what went on in the past is extremely
important to a whole nation,” Weinberg
Koren also expressed his feelings con
cerning the necessity of Auschwitz libera
“The anniversary stands for the fact that
it should never happen again. That is high-
See AUSCHWITZ, Page 5
families of Kevin Reichardt and Ralph
Walker learned of their loved ones’ death,
they gathered to celebrate the memory of
The group sat in silence. Two friends
holding hands, a mother hugging her chil
dren, a man standing quietly. The circle
slowly filled with silent, anonymous faces.
The silence was broken by a young man
who stood and spoke. As he faced away
from the traffic of Franklin Street and the

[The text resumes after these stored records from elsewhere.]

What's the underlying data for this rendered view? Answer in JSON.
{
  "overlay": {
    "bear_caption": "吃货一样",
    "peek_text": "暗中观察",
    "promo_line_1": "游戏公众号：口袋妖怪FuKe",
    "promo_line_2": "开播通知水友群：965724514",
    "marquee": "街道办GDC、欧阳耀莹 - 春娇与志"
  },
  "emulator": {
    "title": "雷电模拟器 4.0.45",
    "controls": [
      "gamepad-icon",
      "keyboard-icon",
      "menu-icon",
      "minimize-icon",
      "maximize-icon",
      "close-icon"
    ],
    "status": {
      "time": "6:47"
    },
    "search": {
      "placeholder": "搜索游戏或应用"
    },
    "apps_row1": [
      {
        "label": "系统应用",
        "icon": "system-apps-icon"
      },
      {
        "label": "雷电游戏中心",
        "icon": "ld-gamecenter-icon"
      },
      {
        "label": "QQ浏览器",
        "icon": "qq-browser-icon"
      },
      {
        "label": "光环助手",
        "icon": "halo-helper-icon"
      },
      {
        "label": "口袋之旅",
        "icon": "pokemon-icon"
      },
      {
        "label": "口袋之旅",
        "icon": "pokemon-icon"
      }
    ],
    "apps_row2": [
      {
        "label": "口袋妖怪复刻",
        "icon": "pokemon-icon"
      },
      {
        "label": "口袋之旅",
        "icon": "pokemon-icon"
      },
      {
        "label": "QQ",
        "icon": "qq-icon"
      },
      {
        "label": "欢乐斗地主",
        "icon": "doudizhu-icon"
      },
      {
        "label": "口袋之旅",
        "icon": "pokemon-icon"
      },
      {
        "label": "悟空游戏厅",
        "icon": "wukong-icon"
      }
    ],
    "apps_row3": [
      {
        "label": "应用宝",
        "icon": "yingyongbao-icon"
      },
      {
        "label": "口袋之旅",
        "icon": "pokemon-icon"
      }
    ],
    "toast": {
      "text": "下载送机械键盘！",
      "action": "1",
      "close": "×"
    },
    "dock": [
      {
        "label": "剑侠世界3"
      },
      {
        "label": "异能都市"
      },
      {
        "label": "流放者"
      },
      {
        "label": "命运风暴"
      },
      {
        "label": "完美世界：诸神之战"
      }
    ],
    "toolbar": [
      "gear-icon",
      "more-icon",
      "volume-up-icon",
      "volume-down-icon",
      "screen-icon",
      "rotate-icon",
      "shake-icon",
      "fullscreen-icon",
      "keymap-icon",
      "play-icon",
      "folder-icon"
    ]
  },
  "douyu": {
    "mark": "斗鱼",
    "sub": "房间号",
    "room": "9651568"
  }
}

lights of television cameras, he remem
bered his friend.
Jackson at K&W Cafeteria in University
Mall in May 1993. He continued working
there for about a year and a half, until he

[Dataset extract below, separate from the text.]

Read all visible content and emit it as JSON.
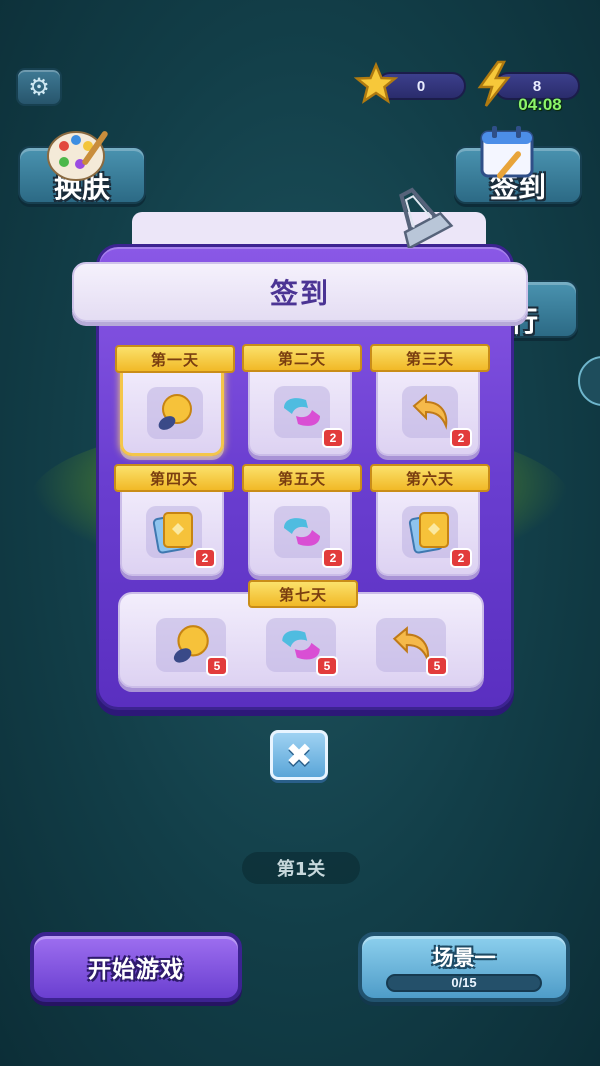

quit to pursue a managerial position at
McDonald’s on West Franklin Street.
Jackson said that Walker had turned his
life around in the last year and a half.
When Walker began working at K&W, he
had no home. Last week, he was renting a
room on Henderson Street. “Ralph was
basically homeless; he proved that you
Former Professor’s Donation
Fulfills Bicentennial Goal
BY JULIE CORBIN
ASSISTANT UNIVERSITY EDITOR
A former UNC professor donated $3.1
million to the School of Public Health,
pushing the University past its S4OO mil
lion Bicentennial Campaign goal.
The gift from Dennis Gillings, a biosta
tistics professor at the University for 16
years, and his wife, Joan, will create an
endowed biostatistics professorship.
The donation was announced Friday at
a Board ofTiustees meeting on the Univer
Gillings came to UNC from England in
the early 19705, said William Armfield,
chairman of the BOT Bicentennial Com
In 1982, Gillings founded Quintiles, a
contract research company based in Re
search Triangle Park. Quintiles studies
products that major drug companies hope
C 1994 DTH Publishing Cosp. All lights reserved.
“I’m just really glad to see he touched as
many hearts as he did me and his other
teammates,” he said before sitting back
down. His statement, brief as it was,
prompted the first audible sobs.
Asa woman sitting on the steps of the
post office began to sing, those sobs be
came louder. Others in the courtyardjoined
in singing, “Weare agentle, lovingpeople,
and we are singing, singing for our lives.”
As the chorus of voices faded away, a
See VIGIL, Page 4
could get back on your feet, ” Jackson said.
Although Jackson had wanted Walker
to continue working at K&W, there were
no managerial positions available, and
Walker accepted the higher-paying job
McDonald’s offered, Jackson said.
Walker’s fellow employees at McDonald’s
refused to comment about their slain co
See WALKER, Page 4
to introduce into the market with FDA
approval, Armfield said.
Gillings took Quintiles public in April
1994, and since then its stock has doubled,
Armfield praised Gillings’ achievements
See BICENTENNIAL, Page 5